On a sweltering mid-morning at Lontolio village, in dry northern Kenya’s Marsabit County, Peter Lemowonapi cuts a few branches from a young acacia tree and puts them on a hedge. Before, he would cut down the whole tree and feed it to his animals during dry seasons, but he soon found out that this worsened the drought situation.
The 30-year-old father of six says that after receiving training from World Vision Kenya — an international non-governmental organization working in the area — he and his villagers decided to close an area of land within the village so they could regenerate trees and grow grass.
Lemowonapi is the land caretaker for Maekari, a group of 20 women and 4 men who are actively involved in reclaiming the dry and bare sandy land in their village. They have enclosed an area of land in their village and allowed tree seeds to grow from the ground. They have sowed grass as well. And because the trees and grass have flourished, the group is now setting up beehives in the enclosed area.

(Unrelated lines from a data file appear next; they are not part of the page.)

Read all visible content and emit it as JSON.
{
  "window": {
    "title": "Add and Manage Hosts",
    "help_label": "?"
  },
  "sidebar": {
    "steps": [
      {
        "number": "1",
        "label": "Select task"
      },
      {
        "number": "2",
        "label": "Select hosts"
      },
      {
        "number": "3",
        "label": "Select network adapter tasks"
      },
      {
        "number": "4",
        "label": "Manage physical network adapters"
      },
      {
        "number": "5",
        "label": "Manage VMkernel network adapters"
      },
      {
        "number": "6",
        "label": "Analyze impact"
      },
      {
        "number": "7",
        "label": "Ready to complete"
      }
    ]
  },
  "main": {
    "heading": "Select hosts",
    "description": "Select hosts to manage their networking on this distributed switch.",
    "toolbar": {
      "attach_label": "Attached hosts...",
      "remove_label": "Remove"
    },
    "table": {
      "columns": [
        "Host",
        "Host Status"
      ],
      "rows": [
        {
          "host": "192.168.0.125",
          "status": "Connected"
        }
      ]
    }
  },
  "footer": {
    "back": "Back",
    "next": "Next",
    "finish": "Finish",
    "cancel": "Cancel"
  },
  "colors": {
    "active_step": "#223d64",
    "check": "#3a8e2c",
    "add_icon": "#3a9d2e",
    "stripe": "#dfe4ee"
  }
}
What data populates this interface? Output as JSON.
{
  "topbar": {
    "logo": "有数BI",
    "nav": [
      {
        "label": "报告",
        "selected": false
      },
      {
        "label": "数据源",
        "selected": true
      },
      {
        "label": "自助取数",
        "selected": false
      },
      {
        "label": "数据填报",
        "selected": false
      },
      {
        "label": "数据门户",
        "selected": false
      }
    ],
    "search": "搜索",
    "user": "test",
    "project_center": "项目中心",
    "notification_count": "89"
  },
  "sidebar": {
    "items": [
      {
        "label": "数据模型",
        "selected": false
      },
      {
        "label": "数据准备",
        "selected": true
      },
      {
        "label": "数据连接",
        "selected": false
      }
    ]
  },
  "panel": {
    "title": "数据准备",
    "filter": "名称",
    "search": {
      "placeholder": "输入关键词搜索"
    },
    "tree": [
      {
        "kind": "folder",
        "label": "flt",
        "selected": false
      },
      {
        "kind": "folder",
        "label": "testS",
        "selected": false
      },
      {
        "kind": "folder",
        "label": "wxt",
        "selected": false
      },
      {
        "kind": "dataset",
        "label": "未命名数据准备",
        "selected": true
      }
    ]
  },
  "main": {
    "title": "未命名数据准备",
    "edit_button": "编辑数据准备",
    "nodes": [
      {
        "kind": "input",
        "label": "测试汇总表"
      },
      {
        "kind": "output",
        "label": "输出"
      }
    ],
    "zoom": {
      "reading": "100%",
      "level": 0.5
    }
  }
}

This method is called farmer-managed natural regeneration (FMNR), an innovative climate change mitigation and adaptation technique that focuses on promoting the growth of trees from already existing tree stumps or naturally-occurring tree seeds.

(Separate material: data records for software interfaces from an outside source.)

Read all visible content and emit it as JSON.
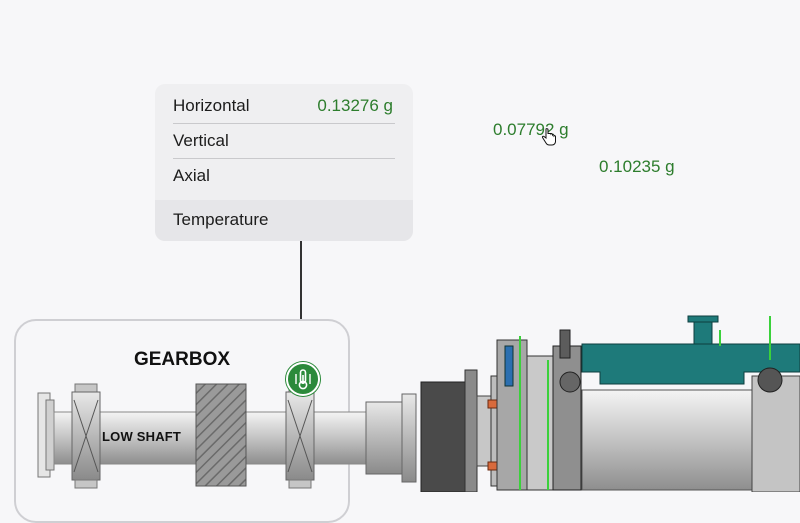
{
  "tooltip": {
    "rows": [
      {
        "label": "Horizontal",
        "value": "0.13276 g"
      },
      {
        "label": "Vertical",
        "value": ""
      },
      {
        "label": "Axial",
        "value": ""
      }
    ],
    "temperature_label": "Temperature"
  },
  "readouts": {
    "vertical_value": "0.07792 g",
    "axial_value": "0.10235 g"
  },
  "gearbox": {
    "title": "GEARBOX",
    "shaft_label": "LOW SHAFT"
  },
  "icons": {
    "sensor": "thermometer-sensor-icon",
    "cursor": "hand-pointer-icon"
  },
  "colors": {
    "value_green": "#2d7d2d",
    "sensor_green": "#2c8a3b",
    "housing_teal": "#1e7a7a"
  }
}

The technique was pioneered by Tony Rinaudo, a 63-year-old Australian agronomist who came up with the idea in the 1980s while travelling through barren land in Niger, West Africa. As tree-planting efforts were failing, he discovered root systems remained alive underground, even in the harshest, desert-like landscapes.
Rinaudo’s work has been replicated in 23 African and Asian countries after he successfully reclaimed 6 million hectares of land across the Niger Republic alone.
“We recently started growing grass here after we found out that the trees would be able to provide shade because we had stopped felling them. The shade would ensure that there is no fast water loss from the soil and so the grass would mature before the severe drought”, Lemowonapi explains.
During the training, Lemowonapi was taught that it is wrong to fell a whole tree to feed the animals during a dry spell like he had grown up seeing his father do. “I had also started felling trees for the animals when I was a moran (warrior among the Samburu who’s mandated with herding) because I could not watch as they were decimated by hunger and thirst”, he says.
Shade and fodder are not the only boons of the new technique. As the residents are managing the growth of acacia trees, they also harvest a special type of gum that they can sell for money. When the branches they prune dry up at the fence, they remove them and use them as wood fuel before pruning fresh branches and removing the pods that they later feed to their animals.
Looking for food
Africa is already struggling to feed its population as a consequence of climate change, which has seen a decline in food production. The continent’s population is also rising sharply. It’s expected to grow from 937 million people in 2014 to 2.1 billion people by 2050, a much higher rate than any other region. As the population rises, so does the demand for food and the resources needed to produce it.
According to a study released last year by the International Institute for Environment and Development, Africa is home to 25% of the world’s remaining rainforests and 17% of all forests, and these provide habitat for much of the region’s biodiversity. But the continent lost an estimated 15.6 million hectares of forest between 2010 and 2015, driven largely by agricultural expansion.
Lavender Ondere, a technical specialist for natural resource management working with World Vision Kenya in Marsabit County says that FMNR not only involves pruning tree branches but also managing an area of land that is already seed bank and allowing trees and grass to grow because these are the ones most adopted to grow in these areas.
“We now have 1,296 resident farmers actively engaged in protection and management of an area of land that is about 156.44 hectares across Marsabit County, and since we introduced the practice here in 2017, we have been able to successfully sustain the milking herd that remain behind at homesteads with the women and children.”, Ondere says.
Brian Waswala, an environmental science lecturer at Maasai Mara University says that this method is good as long as it can be sustained through the years, as it allows trees to regenerate and rejuvenate.
“When the animals eat the leaves and pods from the branches, they prevent them from being decomposed to release carbon to the ground but instead release biomass through the dung, which can be used in energy production or as manure”, he says.
On the downside, Waswala warns that care should be taken to ensure that the trees are not over-harvested and that younger trees are allowed to mature before their branches can be cut.
“Our women and children don’t suffer during the dry season anymore. Our lives have changed as we now have green spaces on our land, we can earn money and save our animals from trees that we were destroying before”, Lemowonapi concludes.